Speaker: Lisa Yan
Abstract: Reproducing research is key to continued scientific progress, especially in fields that are engineering- and application-focused. In the past eight years, the graduate computer networking course at Stanford University has asked students to reproduce research results for a different reason: to teach students engineering rigor and critical thinking—qualities that are essential for careers in networking research and industry. In this talk, I share our experience with teaching over 500 students the art of reproducing results from over 50 networking papers. Over the past eight years, we have observed through many anecdotes that the process of reproducing research can both teach much-needed skills and provide students with a means to contribute to the networking community. I will close by discussing how to teach the importance of reproducibility through project-based learning and how to implement this project in different computing fields.
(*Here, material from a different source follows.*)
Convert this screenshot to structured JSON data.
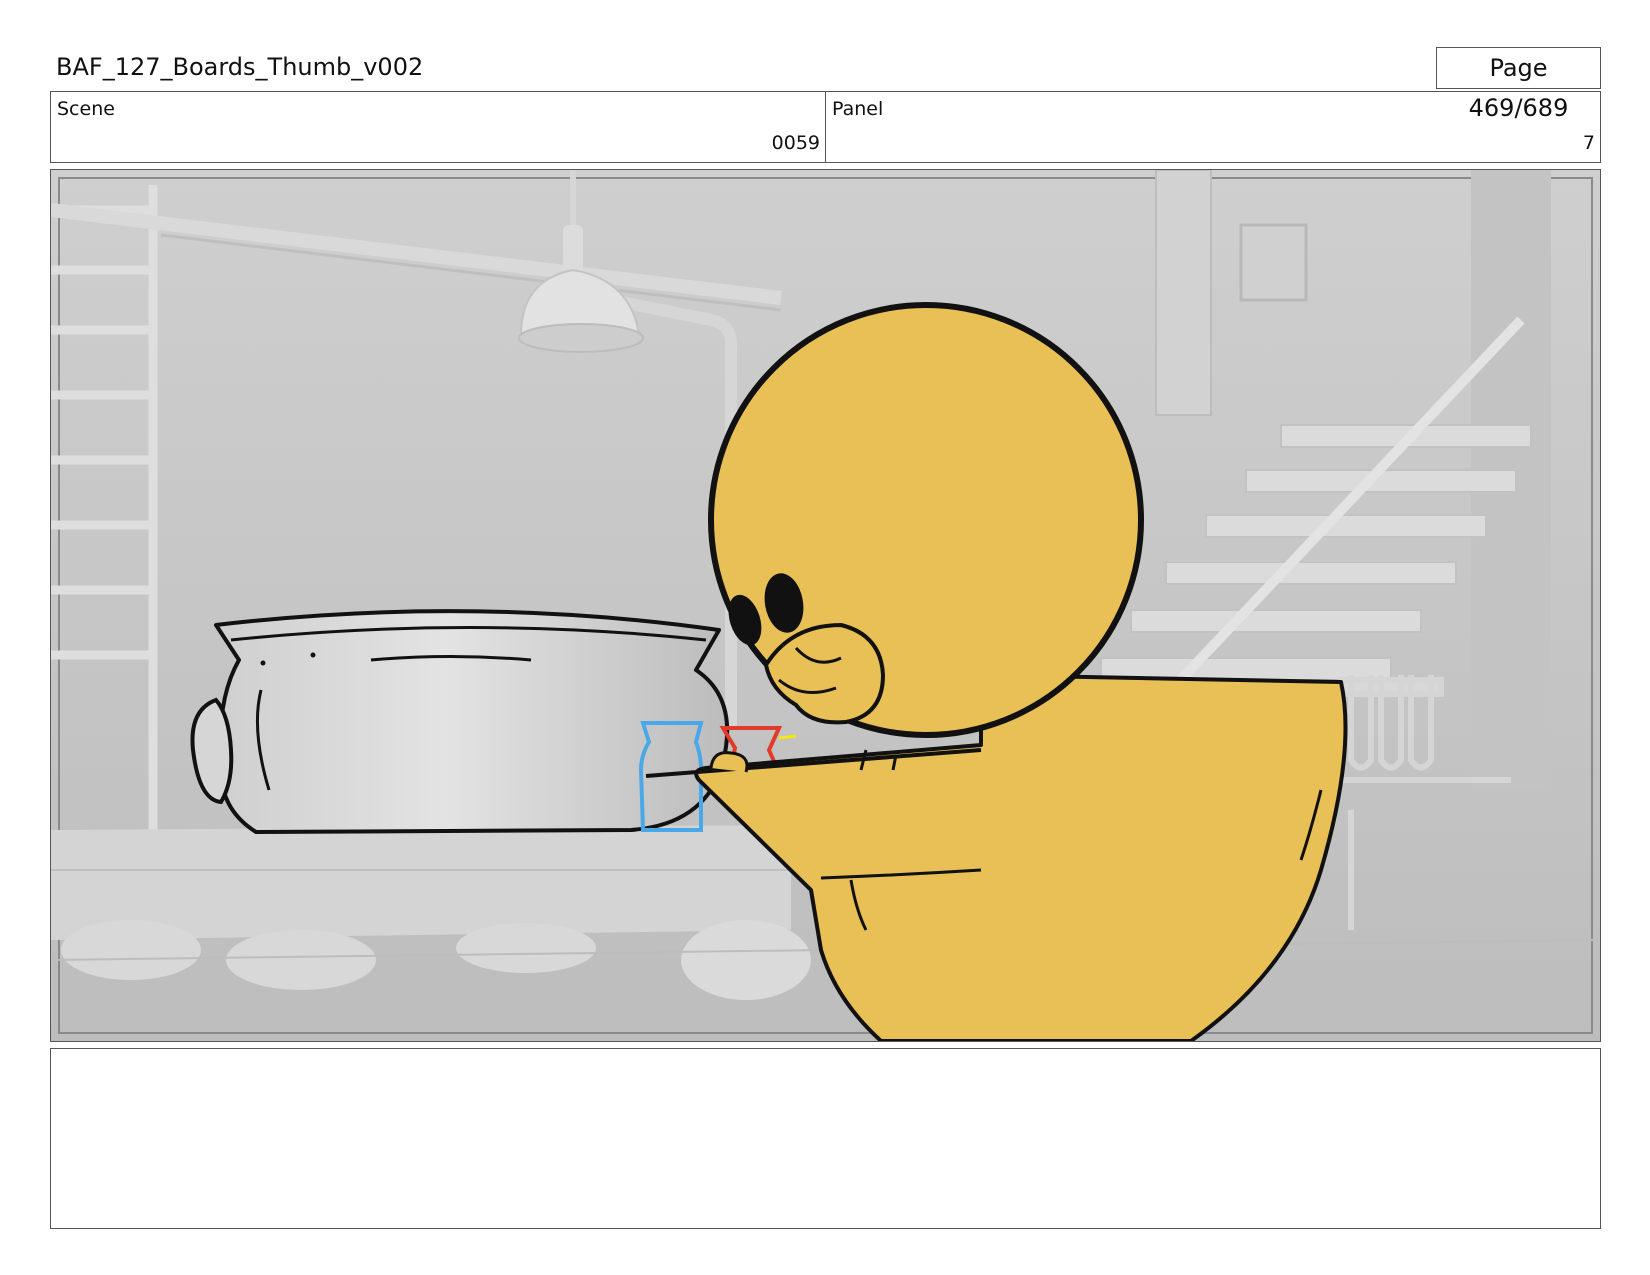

Bio: Lisa Yan is a Lecturer of Computer Science at Stanford University where she teaches probability and computer systems. She completed her PhD at Stanford, where she studied and implemented tools for understanding students in computer science classrooms. Her research interests are in facilitating teachers’ understanding of how their students complete programming assignments, through analyzing both in-progress snapshots and final submissions of student work. Lisa’s teaching interests are in building student confidence in sophomore-level CS courses, as well as training and inspiring the next generation of computer science instructors.